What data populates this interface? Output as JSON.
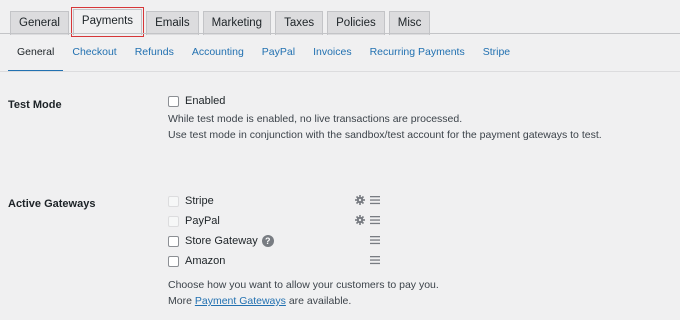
{
  "main_tabs": [
    {
      "label": "General"
    },
    {
      "label": "Payments"
    },
    {
      "label": "Emails"
    },
    {
      "label": "Marketing"
    },
    {
      "label": "Taxes"
    },
    {
      "label": "Policies"
    },
    {
      "label": "Misc"
    }
  ],
  "sub_tabs": [
    {
      "label": "General"
    },
    {
      "label": "Checkout"
    },
    {
      "label": "Refunds"
    },
    {
      "label": "Accounting"
    },
    {
      "label": "PayPal"
    },
    {
      "label": "Invoices"
    },
    {
      "label": "Recurring Payments"
    },
    {
      "label": "Stripe"
    }
  ],
  "test_mode": {
    "label": "Test Mode",
    "checkbox_label": "Enabled",
    "desc_line1": "While test mode is enabled, no live transactions are processed.",
    "desc_line2": "Use test mode in conjunction with the sandbox/test account for the payment gateways to test."
  },
  "active_gateways": {
    "label": "Active Gateways",
    "items": [
      {
        "label": "Stripe"
      },
      {
        "label": "PayPal"
      },
      {
        "label": "Store Gateway",
        "help": "?"
      },
      {
        "label": "Amazon"
      }
    ],
    "desc_line1": "Choose how you want to allow your customers to pay you.",
    "desc_more": "More",
    "desc_link": "Payment Gateways",
    "desc_tail": "are available."
  },
  "colors": {
    "link": "#2271b1",
    "highlight": "#d63638",
    "background": "#f0f0f1"
  }
}
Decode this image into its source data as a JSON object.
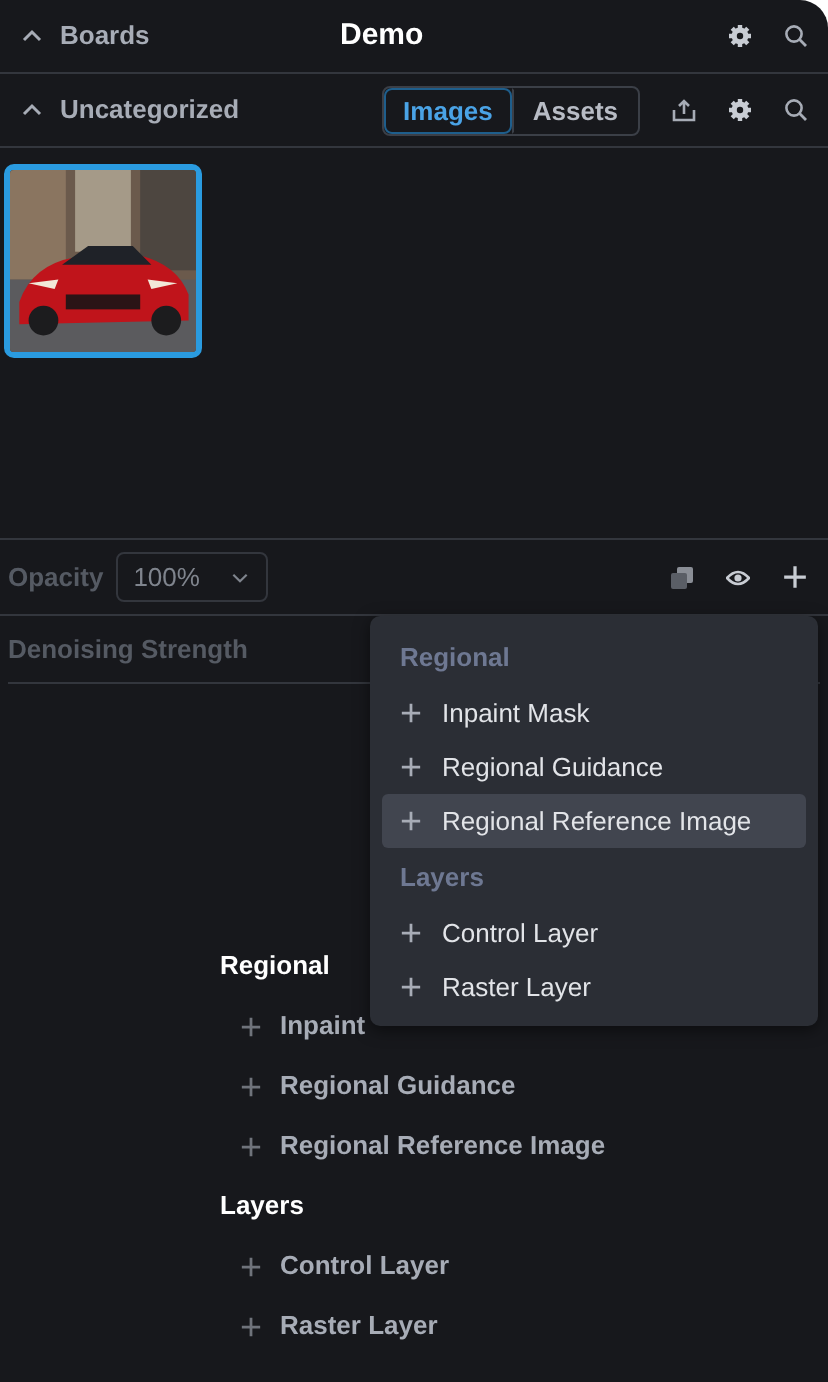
{
  "boards_header": {
    "label": "Boards",
    "expanded": true,
    "title": "Demo"
  },
  "gallery_header": {
    "label": "Uncategorized",
    "expanded": true
  },
  "gallery_tabs": [
    {
      "label": "Images",
      "selected": true
    },
    {
      "label": "Assets",
      "selected": false
    }
  ],
  "gallery": [
    {
      "kind": "picture",
      "selected": true
    }
  ],
  "layer_toolbar": {
    "opacity_label": "Opacity",
    "opacity_value": "100%"
  },
  "denoising": {
    "label": "Denoising Strength"
  },
  "add_list": [
    {
      "heading": "Regional",
      "items": [
        "Inpaint",
        "Regional Guidance",
        "Regional Reference Image"
      ]
    },
    {
      "heading": "Layers",
      "items": [
        "Control Layer",
        "Raster Layer"
      ]
    }
  ],
  "add_menu": [
    {
      "heading": "Regional",
      "items": [
        {
          "label": "Inpaint Mask",
          "selected": false
        },
        {
          "label": "Regional Guidance",
          "selected": false
        },
        {
          "label": "Regional Reference Image",
          "selected": true
        }
      ]
    },
    {
      "heading": "Layers",
      "items": [
        {
          "label": "Control Layer",
          "selected": false
        },
        {
          "label": "Raster Layer",
          "selected": false
        }
      ]
    }
  ]
}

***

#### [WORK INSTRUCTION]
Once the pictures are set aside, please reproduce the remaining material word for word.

#### [REPLY]
What data populates this interface? Output as JSON.
{
  "main_tabs": [
    {
      "label": "General"
    },
    {
      "label": "Payments"
    },
    {
      "label": "Emails"
    },
    {
      "label": "Marketing"
    },
    {
      "label": "Taxes"
    },
    {
      "label": "Policies"
    },
    {
      "label": "Misc"
    }
  ],
  "sub_tabs": [
    {
      "label": "General"
    },
    {
      "label": "Checkout"
    },
    {
      "label": "Refunds"
    },
    {
      "label": "Accounting"
    },
    {
      "label": "PayPal"
    },
    {
      "label": "Invoices"
    },
    {
      "label": "Recurring Payments"
    },
    {
      "label": "Stripe"
    }
  ],
  "test_mode": {
    "label": "Test Mode",
    "checkbox_label": "Enabled",
    "desc_line1": "While test mode is enabled, no live transactions are processed.",
    "desc_line2": "Use test mode in conjunction with the sandbox/test account for the payment gateways to test."
  },
  "active_gateways": {
    "label": "Active Gateways",
    "items": [
      {
        "label": "Stripe"
      },
      {
        "label": "PayPal"
      },
      {
        "label": "Store Gateway",
        "help": "?"
      },
      {
        "label": "Amazon"
      }
    ],
    "desc_line1": "Choose how you want to allow your customers to pay you.",
    "desc_more": "More",
    "desc_link": "Payment Gateways",
    "desc_tail": "are available."
  },
  "colors": {
    "link": "#2271b1",
    "highlight": "#d63638",
    "background": "#f0f0f1"
  }
}
Decode this image into its source data as a JSON object.
{
  "boards_header": {
    "label": "Boards",
    "expanded": true,
    "title": "Demo"
  },
  "gallery_header": {
    "label": "Uncategorized",
    "expanded": true
  },
  "gallery_tabs": [
    {
      "label": "Images",
      "selected": true
    },
    {
      "label": "Assets",
      "selected": false
    }
  ],
  "gallery": [
    {
      "kind": "picture",
      "selected": true
    }
  ],
  "layer_toolbar": {
    "opacity_label": "Opacity",
    "opacity_value": "100%"
  },
  "denoising": {
    "label": "Denoising Strength"
  },
  "add_list": [
    {
      "heading": "Regional",
      "items": [
        "Inpaint",
        "Regional Guidance",
        "Regional Reference Image"
      ]
    },
    {
      "heading": "Layers",
      "items": [
        "Control Layer",
        "Raster Layer"
      ]
    }
  ],
  "add_menu": [
    {
      "heading": "Regional",
      "items": [
        {
          "label": "Inpaint Mask",
          "selected": false
        },
        {
          "label": "Regional Guidance",
          "selected": false
        },
        {
          "label": "Regional Reference Image",
          "selected": true
        }
      ]
    },
    {
      "heading": "Layers",
      "items": [
        {
          "label": "Control Layer",
          "selected": false
        },
        {
          "label": "Raster Layer",
          "selected": false
        }
      ]
    }
  ]
}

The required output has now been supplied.